Co-sleeping is definitely a tricky subject. The American Academy of Pediatrics (AAP) recommends against certain kinds of co-sleeping — bed-sharing specifically — saying that newborns should sleep in the same room as parents, but not in the same bed. There's a good reason for that: Co-sleeping has been linked to sudden infant death syndrome (SIDS), as well as other sleep-related deaths. Parents who come out as co-sleepers are often accused of not caring about their infant's safety — often because the general public doesn't differentiate between co-sleeping and bed-sharing.

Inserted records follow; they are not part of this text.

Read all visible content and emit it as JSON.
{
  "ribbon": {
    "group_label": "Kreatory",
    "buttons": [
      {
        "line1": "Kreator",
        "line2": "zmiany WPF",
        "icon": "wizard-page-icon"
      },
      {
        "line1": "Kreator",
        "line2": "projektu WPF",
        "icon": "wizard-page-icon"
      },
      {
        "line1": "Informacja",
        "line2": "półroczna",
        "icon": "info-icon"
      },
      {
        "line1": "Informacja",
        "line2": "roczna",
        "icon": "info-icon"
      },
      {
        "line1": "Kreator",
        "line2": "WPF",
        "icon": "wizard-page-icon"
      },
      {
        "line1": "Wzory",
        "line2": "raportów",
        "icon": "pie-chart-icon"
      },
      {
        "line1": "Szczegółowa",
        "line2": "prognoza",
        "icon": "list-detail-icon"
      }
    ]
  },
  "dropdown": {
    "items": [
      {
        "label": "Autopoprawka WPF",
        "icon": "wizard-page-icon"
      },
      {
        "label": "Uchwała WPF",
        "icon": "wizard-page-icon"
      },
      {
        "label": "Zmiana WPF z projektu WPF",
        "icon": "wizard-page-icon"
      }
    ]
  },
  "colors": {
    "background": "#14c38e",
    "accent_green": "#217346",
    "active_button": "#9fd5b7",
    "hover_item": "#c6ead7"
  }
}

So it's no wonder the study in question, conducted by sociology professor Susan Stewart, found that half of co-sleeping parents interviewed didn't want anyone else to know, and lied about their sleeping habits to friends, family, and even pediatricians. (While lying to judgmental mom friends is one thing, lying to your child's pediatrician isn't a great idea when it comes to getting your child the proper, fully-informed care he or she needs.)

But while some are quick to shame those who fall asleep next to their infants, co-sleeping has plenty of advocates too, who point out that, in addition to being an easier option for exhausted parents and a valuable way to bond, it's also the way to go in much of the rest of the world. Harvard researchers Robert and Sarah Levine wrote in an op-ed for The Los Angeles Times that parents in Japan sleep in the same bed as their babies, and that country has one of the lowest rates of infant mortality in the world, lower than the rate in the United States. The Levines also pointed to evidence that co-sleeping leads to less sleep disruption for children. And what tired parent doesn't want that?

Then there's the whole issue of age — is it okay to co-sleep with your children once they're a little older, and the risk of SIDS is gone, or does it make them co-dependent? While some claim that continued co-sleeping can emotionally stunt children, a recent study in Pediatrics found that it didn't have any adverse affects.

Most people can agree that, while co-sleeping will likely continue to be controversial, parents shouldn't feel that they have to lie about the choices they're making for their children. That's not good for anyone.